Goorialla, the Rainbow Serpent is the ancestral creator being who created my bubu. He taught the songs, handed down the laws and watches over us to this day. His eye can be seen in the night sky, it’s what other people call the Morning Star.
Born in Mossman, North Queensland. It is the land of my kin for at least 1000 generations. I am one of the few professional, Aboriginal didgeridoo players currently based in Sydney, Australia.
I currently run the Murrngal education program in Centennial Park in Sydney. It’s a program that teaches bush skills, Aboriginal history and culture.
Fleur Elise Noble
Fleur Elise Noble is a Director/Creator of visual-based theatre experiences, a maker of all things visual, and an artist with a passion for creating work with young people. She works with the mediums of drawing, painting, sculpture, animation, film, puppetry, projection and performance. She studied on full scholarships at art schools in Adelaide (ACSA) and New York (NYSS), and has worked with many arts, theatre and multimedia professionals around the world. She has been the recipient of numerous grants and awards for her work. Fleur’s most renowned work to date is her visual performance ’2-Dimensional Life of Her’, which has been invited to perform at over 40 venues and festivals around the world, Including in New York, LA, London, Brazil, Iran, and across Europe, Australia and New Zealand. 2D Life of Her was also selected to represent Australia at the 2011 World Congress of Theatre for Young People in Denmark.
Within workshop environments Fleur works with a combination of traditional and multi-media art forms. She designs the workshops to fit with the equipment/ facilities that the students have available to them, allowing them to continue to develop their skills post-workshop. You can view some examples of Fleur’s work here: www.fleurelisenoble.com
John Feely is an Australian photographer who works artistically and commercially throughout Asia and Australia. He was trained as a photographer and graphic designer at the Queensland College of Arts (Griffith University), has assisted many of Australia’s best photographers and has been invited to be an artist in residence in Vrindarvan, India in 2014.
John is passionate about collaborating with young people and his practice is informed by an eight year career as a behavioural advisor, special education specialist, classroom teacher and youth detention officer in Australia and Europe. John collaborates using photography, video portraiture, film, stop-motion and typography as well as other mediums young artists bring to the table.

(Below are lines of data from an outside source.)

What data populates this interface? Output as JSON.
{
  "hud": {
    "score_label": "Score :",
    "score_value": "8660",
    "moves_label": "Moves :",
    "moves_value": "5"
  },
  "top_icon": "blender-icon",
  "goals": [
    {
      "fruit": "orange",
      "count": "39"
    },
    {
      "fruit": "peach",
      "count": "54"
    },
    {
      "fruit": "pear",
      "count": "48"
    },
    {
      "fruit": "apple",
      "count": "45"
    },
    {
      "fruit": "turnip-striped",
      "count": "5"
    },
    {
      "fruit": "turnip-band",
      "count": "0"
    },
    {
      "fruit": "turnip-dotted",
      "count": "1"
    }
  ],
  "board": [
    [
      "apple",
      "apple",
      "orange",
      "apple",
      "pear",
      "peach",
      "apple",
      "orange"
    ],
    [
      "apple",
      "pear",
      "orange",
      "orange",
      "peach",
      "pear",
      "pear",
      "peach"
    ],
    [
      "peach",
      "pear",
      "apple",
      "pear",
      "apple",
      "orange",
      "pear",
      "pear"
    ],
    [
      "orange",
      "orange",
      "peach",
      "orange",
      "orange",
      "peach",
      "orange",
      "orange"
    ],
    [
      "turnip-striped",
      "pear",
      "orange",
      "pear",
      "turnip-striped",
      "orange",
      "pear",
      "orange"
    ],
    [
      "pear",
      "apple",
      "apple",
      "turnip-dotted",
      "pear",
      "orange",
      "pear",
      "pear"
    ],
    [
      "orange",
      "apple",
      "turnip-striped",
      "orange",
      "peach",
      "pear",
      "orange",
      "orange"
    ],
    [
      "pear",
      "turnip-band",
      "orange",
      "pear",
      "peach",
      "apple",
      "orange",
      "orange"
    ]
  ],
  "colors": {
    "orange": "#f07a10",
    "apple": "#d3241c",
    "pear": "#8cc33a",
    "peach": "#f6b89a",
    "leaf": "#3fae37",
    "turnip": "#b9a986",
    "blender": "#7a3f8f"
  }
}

Whether through his own work or through collaborating with young people John recognises art practice as a transitory moment with profound personal meaning. And that from this place powerful shared experiences are created.
Conor works as a children’s entertainer, puppeteer, and performer combing storytelling, puppetry, character-work, music, magic and improvisation. He has completed the Advanced Diploma in Rudolph Steiner Education, providing a firm grounding in a range of visual and performing arts, and studied ethnomusicology at Canterbury University in New Zealand.

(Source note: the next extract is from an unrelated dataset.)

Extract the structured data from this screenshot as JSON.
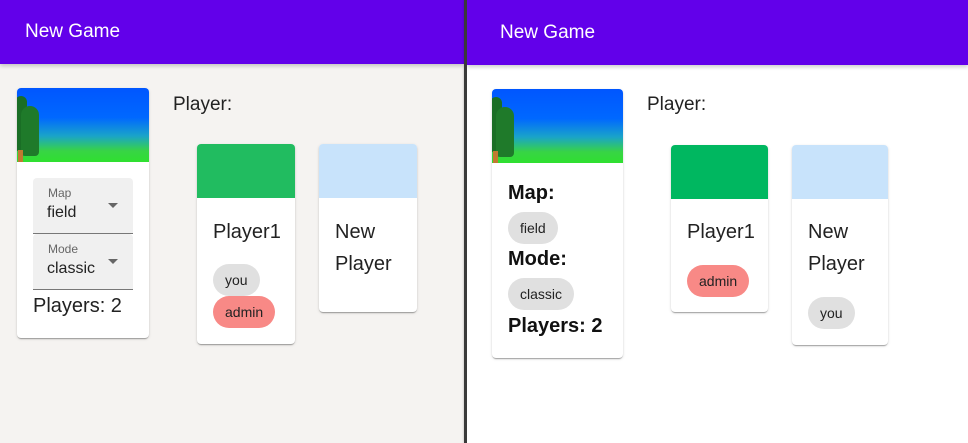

Conor’s primary interest lies in facilitation which gives voice to stories that may otherwise remain silent. He creates setting, screens and scaffolds upon which children weave their stories.